◆ WORK INSTRUCTION
Take each line of the data that contains the string "JSON" and copy it.

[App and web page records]
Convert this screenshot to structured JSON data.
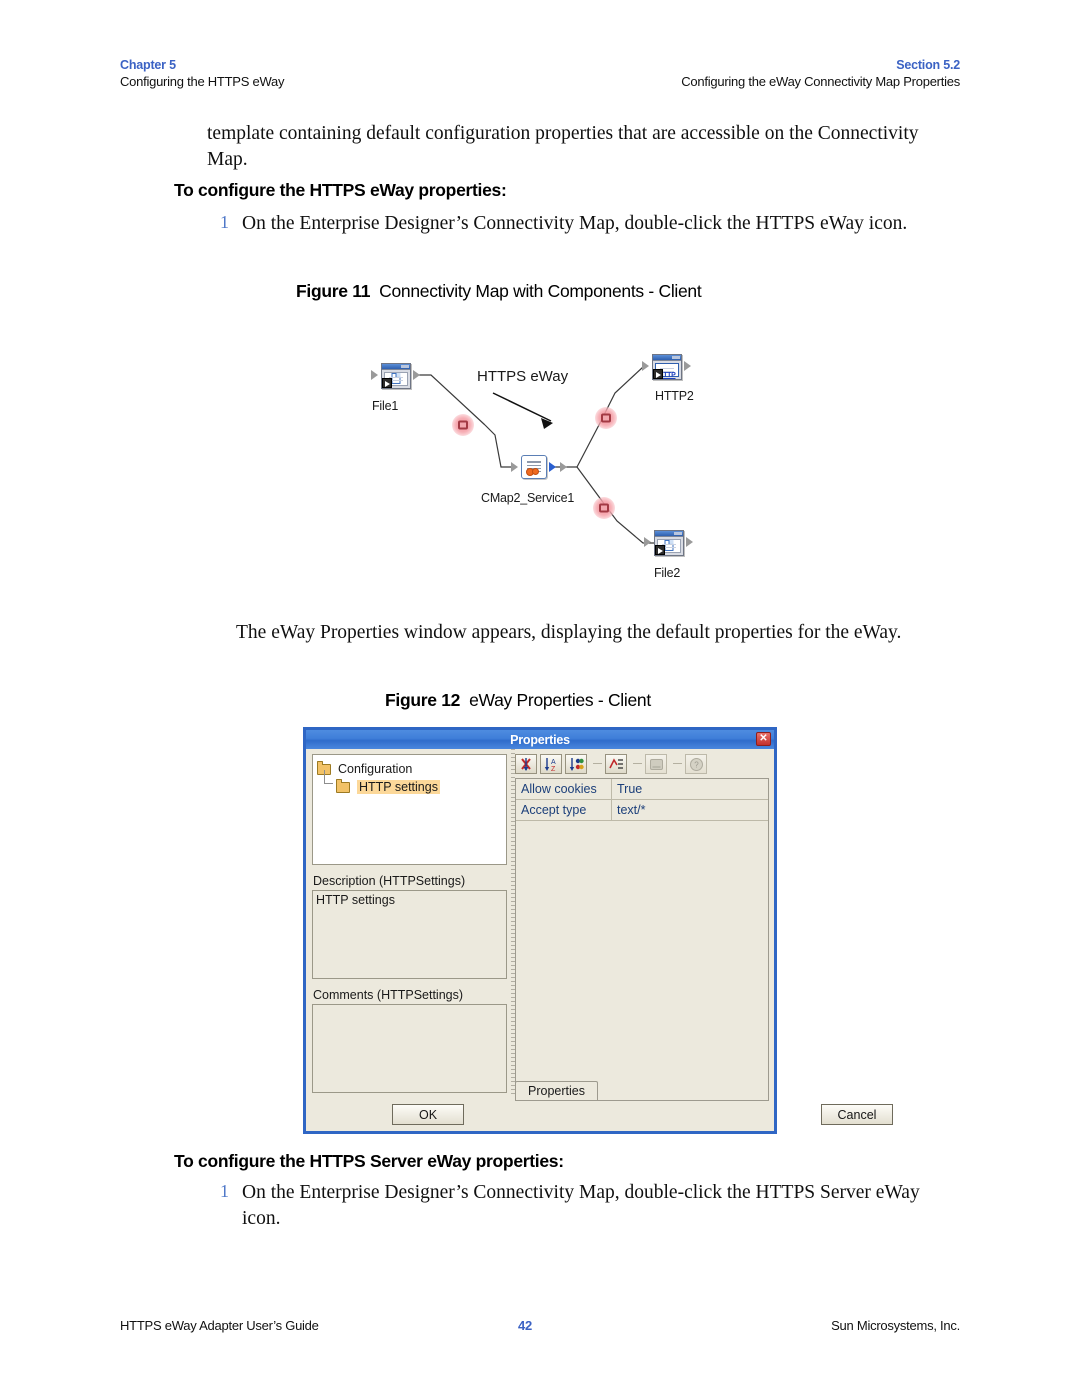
{
  "header": {
    "chapter_label": "Chapter 5",
    "chapter_title": "Configuring the HTTPS eWay",
    "section_label": "Section 5.2",
    "section_title": "Configuring the eWay Connectivity Map Properties"
  },
  "body": {
    "intro_paragraph": "template containing default configuration properties that are accessible on the Connectivity Map.",
    "heading_client": "To configure the HTTPS eWay properties:",
    "step_client_number": "1",
    "step_client_text": "On the Enterprise Designer’s Connectivity Map, double-click the HTTPS eWay icon.",
    "after_fig11_paragraph": "The eWay Properties window appears, displaying the default properties for the eWay.",
    "heading_server": "To configure the HTTPS Server eWay properties:",
    "step_server_number": "1",
    "step_server_text": "On the Enterprise Designer’s Connectivity Map, double-click the HTTPS Server eWay icon."
  },
  "figure11": {
    "caption_number": "Figure 11",
    "caption_title": "Connectivity Map with Components - Client",
    "nodes": {
      "file1": "File1",
      "http2": "HTTP2",
      "service": "CMap2_Service1",
      "file2": "File2",
      "http_text": "HTTP"
    },
    "annotation": "HTTPS eWay"
  },
  "figure12": {
    "caption_number": "Figure 12",
    "caption_title": "eWay Properties - Client",
    "dialog": {
      "title": "Properties",
      "close_label": "✕",
      "tree": {
        "root": "Configuration",
        "child": "HTTP settings"
      },
      "description_label": "Description (HTTPSettings)",
      "description_value": "HTTP settings",
      "comments_label": "Comments (HTTPSettings)",
      "comments_value": "",
      "toolbar": [
        {
          "name": "sort-categorized-icon",
          "enabled": true
        },
        {
          "name": "sort-alphabetic-icon",
          "enabled": true
        },
        {
          "name": "sort-mixed-icon",
          "enabled": true
        },
        {
          "name": "show-description-icon",
          "enabled": true
        },
        {
          "name": "page-icon",
          "enabled": false
        },
        {
          "name": "help-icon",
          "enabled": false
        }
      ],
      "grid": {
        "rows": [
          {
            "key": "Allow cookies",
            "value": "True"
          },
          {
            "key": "Accept type",
            "value": "text/*"
          }
        ]
      },
      "tab_label": "Properties",
      "ok_label": "OK",
      "cancel_label": "Cancel"
    }
  },
  "footer": {
    "left": "HTTPS eWay Adapter User’s Guide",
    "page": "42",
    "right": "Sun Microsystems, Inc."
  },
  "colors": {
    "accent_blue": "#3b62c4",
    "dialog_border": "#2f66c4",
    "dialog_face": "#ece9dd",
    "highlight": "#fcd899",
    "connector_pink": "#f38c96"
  }
}
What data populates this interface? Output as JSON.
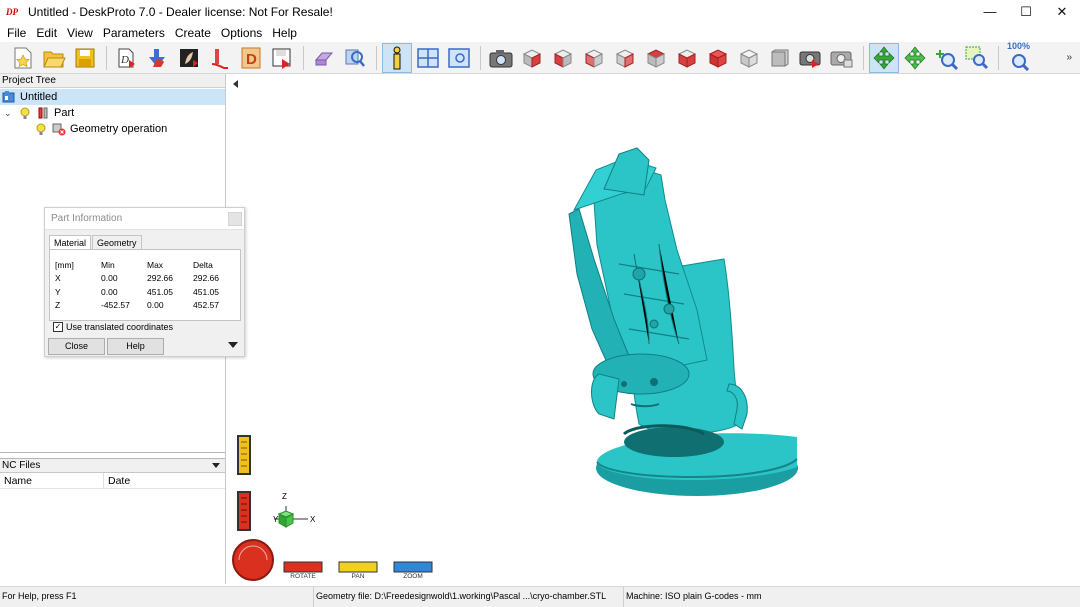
{
  "app": {
    "logo": "DP",
    "title": "Untitled - DeskProto 7.0 - Dealer license: Not For Resale!",
    "window_controls": {
      "minimize": "—",
      "maximize": "☐",
      "close": "✕"
    }
  },
  "menu": [
    "File",
    "Edit",
    "View",
    "Parameters",
    "Create",
    "Options",
    "Help"
  ],
  "toolbar": {
    "zoom_label": "100%",
    "more": "»",
    "icons": [
      "new-file-icon",
      "open-folder-icon",
      "save-icon",
      "import-geometry-icon",
      "part-wizard-icon",
      "vector-wizard-icon",
      "bitmap-wizard-icon",
      "decoration-icon",
      "export-icon",
      "erase-icon",
      "inspect-icon",
      "info-icon",
      "window-layout-icon",
      "preview-icon",
      "camera-icon",
      "view-front-icon",
      "view-back-icon",
      "view-left-icon",
      "view-right-icon",
      "view-top-icon",
      "view-bottom-icon",
      "view-iso-icon",
      "view-iso2-icon",
      "screenshot-icon",
      "print-screen-icon",
      "rotate-view-icon",
      "pan-view-icon",
      "zoom-in-icon",
      "zoom-window-icon",
      "zoom-100-icon"
    ]
  },
  "project_tree": {
    "header": "Project Tree",
    "items": [
      {
        "label": "Untitled",
        "level": 0,
        "icon": "project-icon",
        "selected": true
      },
      {
        "label": "Part",
        "level": 1,
        "icon": "part-icon",
        "selected": false
      },
      {
        "label": "Geometry operation",
        "level": 2,
        "icon": "geometry-operation-icon",
        "selected": false
      }
    ]
  },
  "nc_files": {
    "header": "NC Files",
    "columns": [
      "Name",
      "Date"
    ]
  },
  "part_info": {
    "title": "Part Information",
    "tabs": [
      "Material",
      "Geometry"
    ],
    "active_tab": "Material",
    "table": {
      "headers": [
        "[mm]",
        "Min",
        "Max",
        "Delta"
      ],
      "rows": [
        [
          "X",
          "0.00",
          "292.66",
          "292.66"
        ],
        [
          "Y",
          "0.00",
          "451.05",
          "451.05"
        ],
        [
          "Z",
          "-452.57",
          "0.00",
          "452.57"
        ]
      ]
    },
    "checkbox_label": "Use translated coordinates",
    "checkbox_checked": true,
    "close_label": "Close",
    "help_label": "Help"
  },
  "viewport": {
    "axis": {
      "x": "X",
      "y": "Y",
      "z": "Z"
    },
    "modes": [
      "ROTATE",
      "PAN",
      "ZOOM"
    ],
    "model_color": "#2bc5c8"
  },
  "status": {
    "help": "For Help, press F1",
    "geometry_file": "Geometry file: D:\\Freedesignwold\\1.working\\Pascal ...\\cryo-chamber.STL",
    "machine": "Machine: ISO plain G-codes - mm"
  }
}
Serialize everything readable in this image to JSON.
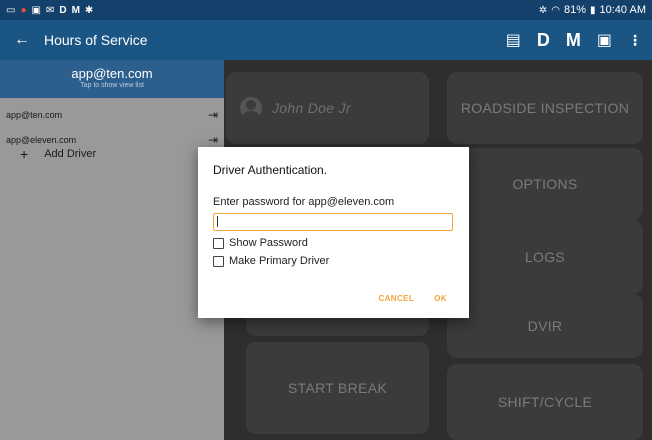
{
  "status_bar": {
    "left_icons": [
      "notification-icon",
      "alert-icon",
      "image-icon",
      "mail-icon",
      "D",
      "M",
      "settings-icon"
    ],
    "right_text": "81%",
    "time": "10:40 AM"
  },
  "appbar": {
    "title": "Hours of Service",
    "actions": [
      "chat-icon",
      "D",
      "M",
      "monitor-icon",
      "more-icon"
    ]
  },
  "drawer": {
    "header_email": "app@ten.com",
    "header_hint": "Tap to show view list",
    "drivers": [
      {
        "email": "app@ten.com"
      },
      {
        "email": "app@eleven.com"
      }
    ],
    "add_driver": "Add Driver"
  },
  "main": {
    "user_name": "John Doe Jr",
    "tiles": {
      "roadside": "ROADSIDE INSPECTION",
      "options": "OPTIONS",
      "logs": "LOGS",
      "dvir": "DVIR",
      "start_break": "START BREAK",
      "shift_cycle": "SHIFT/CYCLE"
    }
  },
  "dialog": {
    "title": "Driver Authentication.",
    "prompt": "Enter password for app@eleven.com",
    "password_value": "",
    "show_password": "Show Password",
    "make_primary": "Make Primary Driver",
    "cancel": "CANCEL",
    "ok": "OK"
  }
}
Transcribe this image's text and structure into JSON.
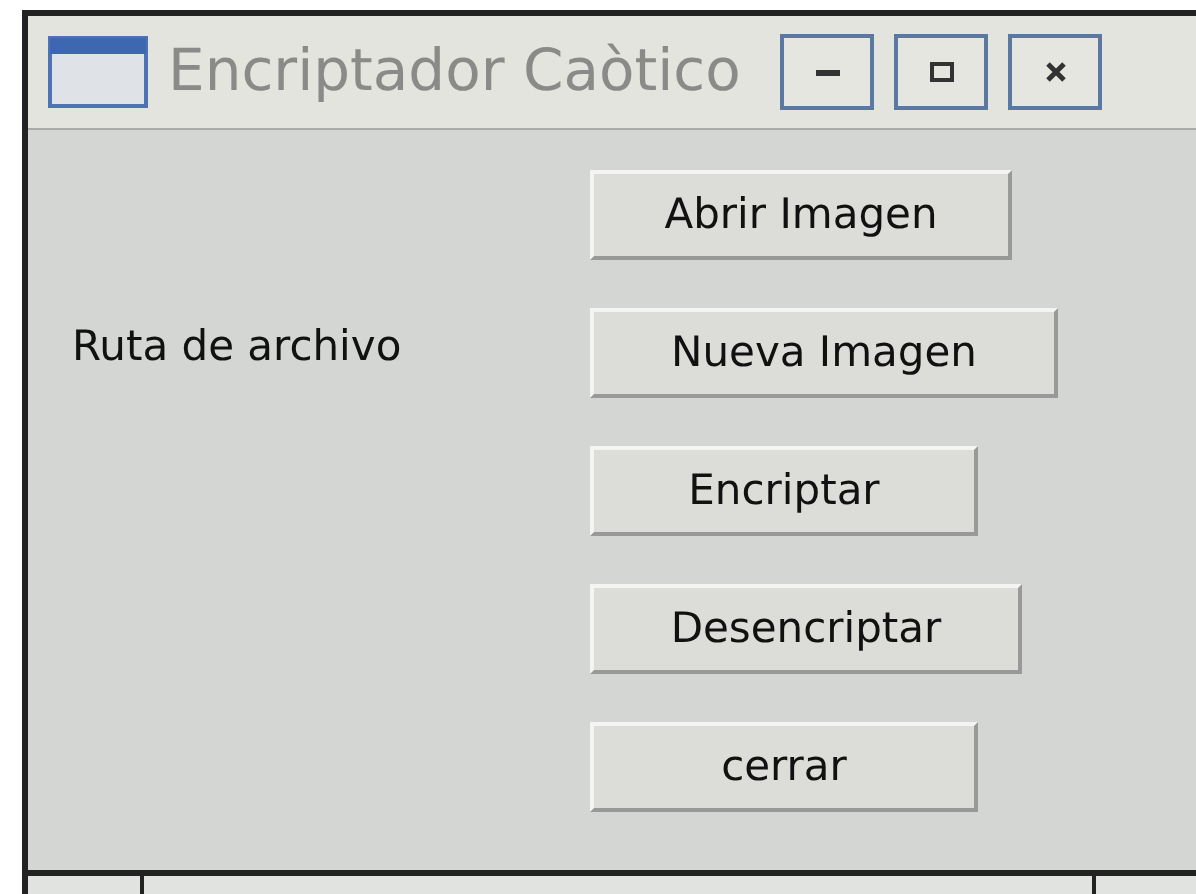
{
  "window": {
    "title": "Encriptador Caòtico",
    "controls": [
      {
        "kind": "minimize"
      },
      {
        "kind": "maximize"
      },
      {
        "kind": "close"
      }
    ]
  },
  "label": "Ruta de archivo",
  "buttons": [
    {
      "label": "Abrir Imagen"
    },
    {
      "label": "Nueva Imagen"
    },
    {
      "label": "Encriptar"
    },
    {
      "label": "Desencriptar"
    },
    {
      "label": "cerrar"
    }
  ]
}
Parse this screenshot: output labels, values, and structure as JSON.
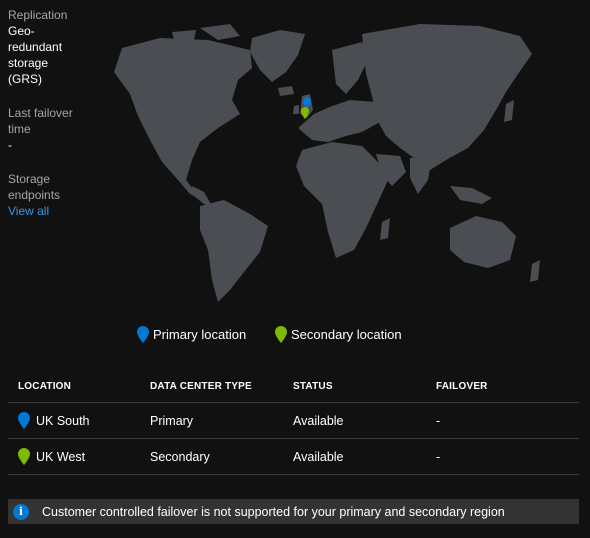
{
  "replication": {
    "label": "Replication",
    "value_lines": [
      "Geo-",
      "redundant",
      "storage",
      "(GRS)"
    ]
  },
  "last_failover": {
    "label_lines": [
      "Last failover",
      "time"
    ],
    "value": "-"
  },
  "storage_endpoints": {
    "label_lines": [
      "Storage",
      "endpoints"
    ],
    "link": "View all"
  },
  "legend": {
    "primary": "Primary location",
    "secondary": "Secondary location"
  },
  "colors": {
    "primary_pin": "#0078d4",
    "secondary_pin": "#7fba00",
    "land": "#4a4d52",
    "background": "#111111",
    "link": "#3a96dd"
  },
  "table": {
    "headers": [
      "LOCATION",
      "DATA CENTER TYPE",
      "STATUS",
      "FAILOVER"
    ],
    "rows": [
      {
        "location": "UK South",
        "type": "Primary",
        "status": "Available",
        "failover": "-",
        "pin": "primary"
      },
      {
        "location": "UK West",
        "type": "Secondary",
        "status": "Available",
        "failover": "-",
        "pin": "secondary"
      }
    ]
  },
  "notice": {
    "icon": "info-icon",
    "text": "Customer controlled failover is not supported for your primary and secondary region"
  }
}
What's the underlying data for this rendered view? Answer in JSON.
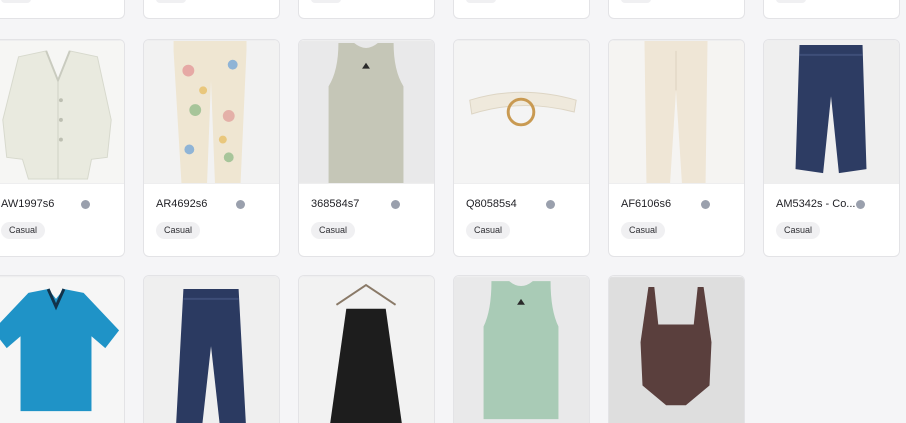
{
  "colors": {
    "status_dot": "#9aa0ad",
    "tag_bg": "#f0f0f2",
    "card_border": "#e3e3e6"
  },
  "row2": [
    {
      "code": "AW1997s6",
      "tag": "Casual",
      "image": "cardigan-white"
    },
    {
      "code": "AR4692s6",
      "tag": "Casual",
      "image": "floral-pants"
    },
    {
      "code": "368584s7",
      "tag": "Casual",
      "image": "sage-tank-top"
    },
    {
      "code": "Q80585s4",
      "tag": "Casual",
      "image": "white-belt"
    },
    {
      "code": "AF6106s6",
      "tag": "Casual",
      "image": "cream-jeans"
    },
    {
      "code": "AM5342s - Co...",
      "tag": "Casual",
      "image": "dark-denim-jeans"
    }
  ],
  "row3": [
    {
      "image": "blue-polo-shirt"
    },
    {
      "image": "dark-denim-jeans"
    },
    {
      "image": "black-slip-dress"
    },
    {
      "image": "mint-tank-top"
    },
    {
      "image": "brown-bodysuit"
    }
  ]
}
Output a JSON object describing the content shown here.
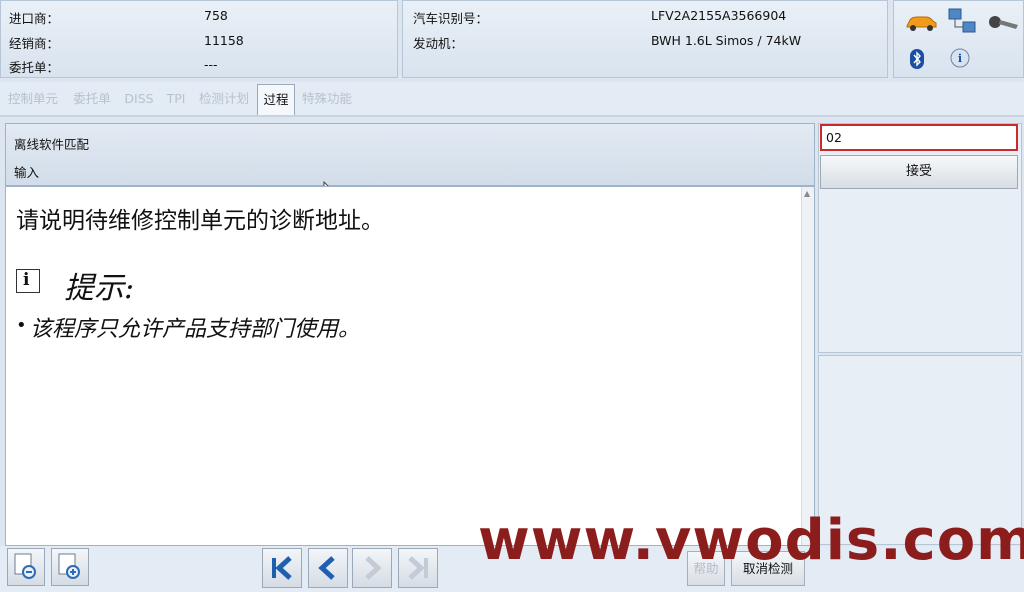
{
  "header": {
    "left": [
      {
        "label": "进口商：",
        "value": "758"
      },
      {
        "label": "经销商：",
        "value": "11158"
      },
      {
        "label": "委托单：",
        "value": "---"
      }
    ],
    "middle": [
      {
        "label": "汽车识别号：",
        "value": "LFV2A2155A3566904"
      },
      {
        "label": "发动机：",
        "value": "BWH 1.6L Simos / 74kW"
      }
    ]
  },
  "tabs": [
    "控制单元",
    "委托单",
    "DISS",
    "TPI",
    "检测计划",
    "过程",
    "特殊功能"
  ],
  "active_tab": "过程",
  "title": {
    "line1": "离线软件匹配",
    "line2": "输入"
  },
  "content": {
    "question": "请说明待维修控制单元的诊断地址。",
    "hint_title": "提示:",
    "hint_item": "该程序只允许产品支持部门使用。",
    "hint_bullet": "•"
  },
  "input": {
    "value": "02"
  },
  "accept_label": "接受",
  "bottom": {
    "help_label": "帮助",
    "cancel_label": "取消检测"
  },
  "watermark": "www.vwodis.com",
  "icons": [
    "car-icon",
    "network-icon",
    "key-icon",
    "bluetooth-icon",
    "info-icon"
  ]
}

◆ YOUR RESPONSE
Convert this screenshot to structured JSON data.
What data populates this interface? Output as JSON.
Serialize everything readable in this image to JSON.
Transcribe this image's text and structure into JSON.
Parse this screenshot: output labels, values, and structure as JSON.
What's the underlying data for this rendered view? Answer in JSON.
Output a JSON object describing the content shown here.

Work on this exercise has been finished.